> _DATA SECTION_

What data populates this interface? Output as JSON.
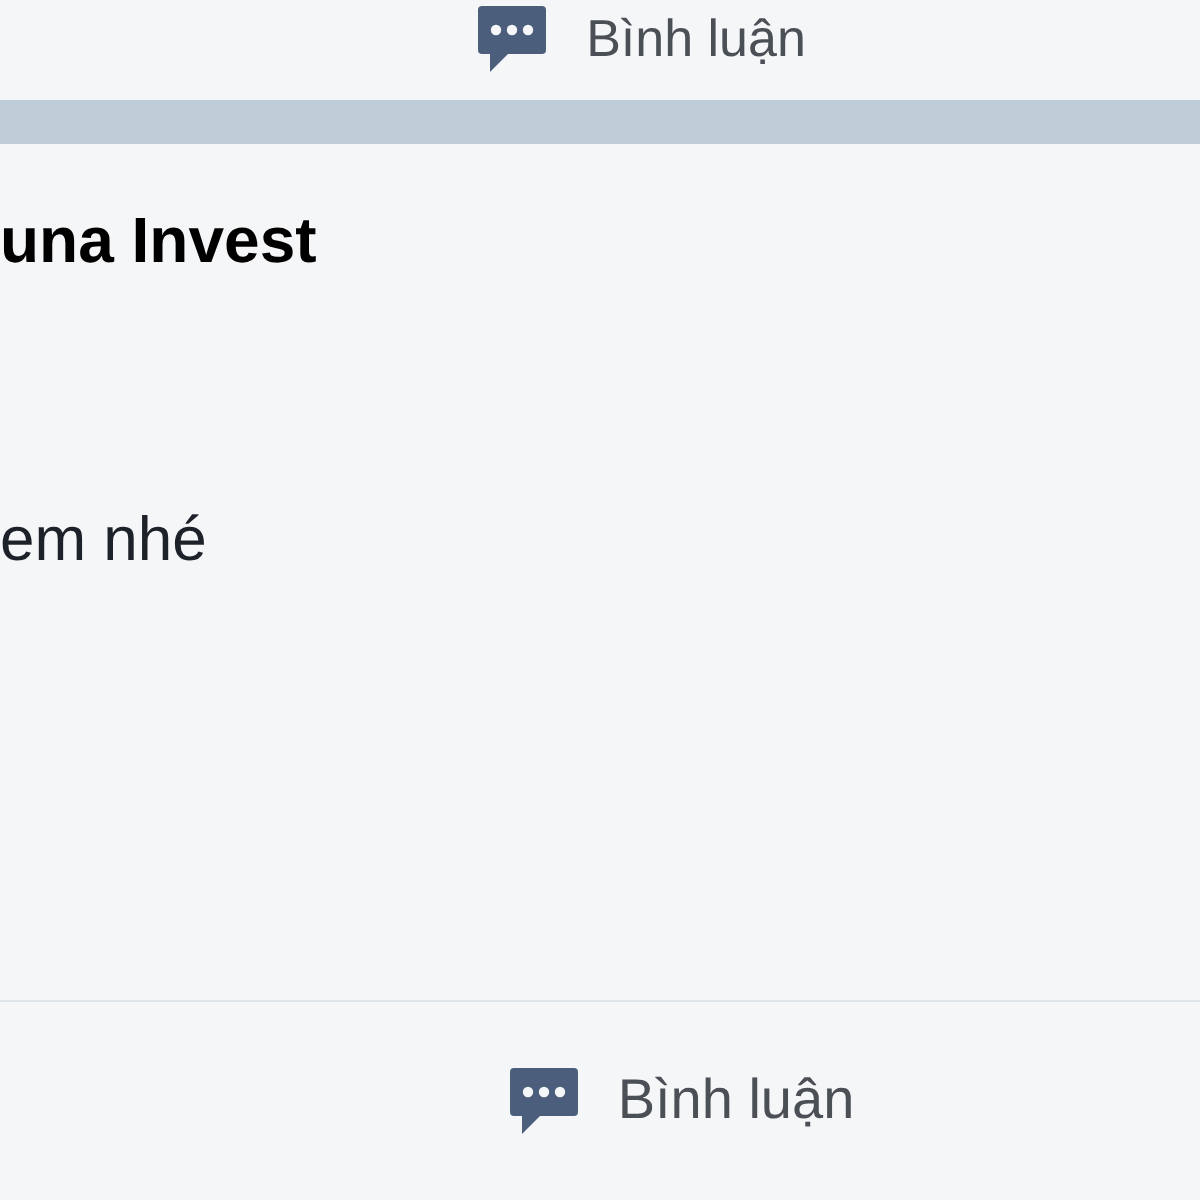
{
  "top_action": {
    "label": "Bình luận"
  },
  "post": {
    "author": "una Invest",
    "text": "em nhé"
  },
  "bottom_action": {
    "label": "Bình luận"
  }
}
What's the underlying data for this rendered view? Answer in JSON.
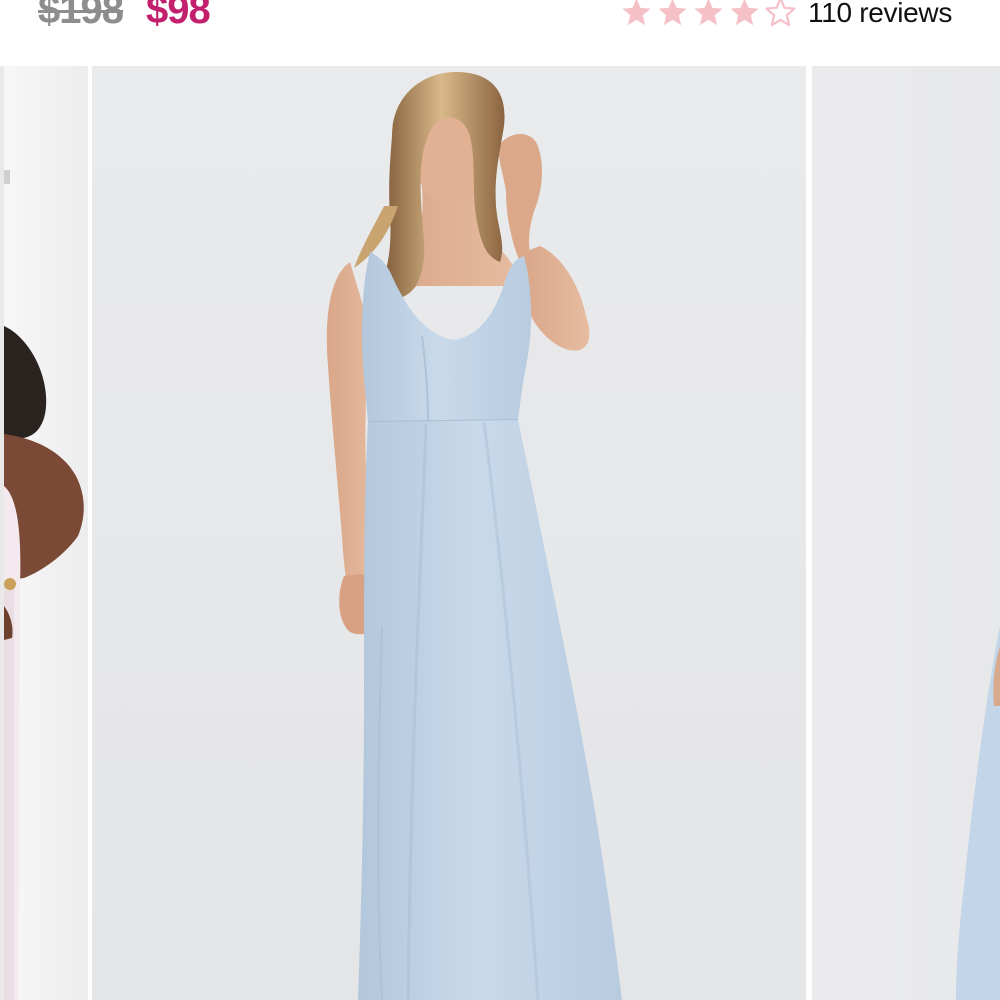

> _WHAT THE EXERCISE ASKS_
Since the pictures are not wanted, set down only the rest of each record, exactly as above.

> _EXERCISE OUTPUT_
What data populates this interface? Output as JSON.
{
  "top_action": {
    "label": "Bình luận"
  },
  "post": {
    "author": "una Invest",
    "text": "em nhé"
  },
  "bottom_action": {
    "label": "Bình luận"
  }
}
What's the underlying data for this rendered view? Answer in JSON.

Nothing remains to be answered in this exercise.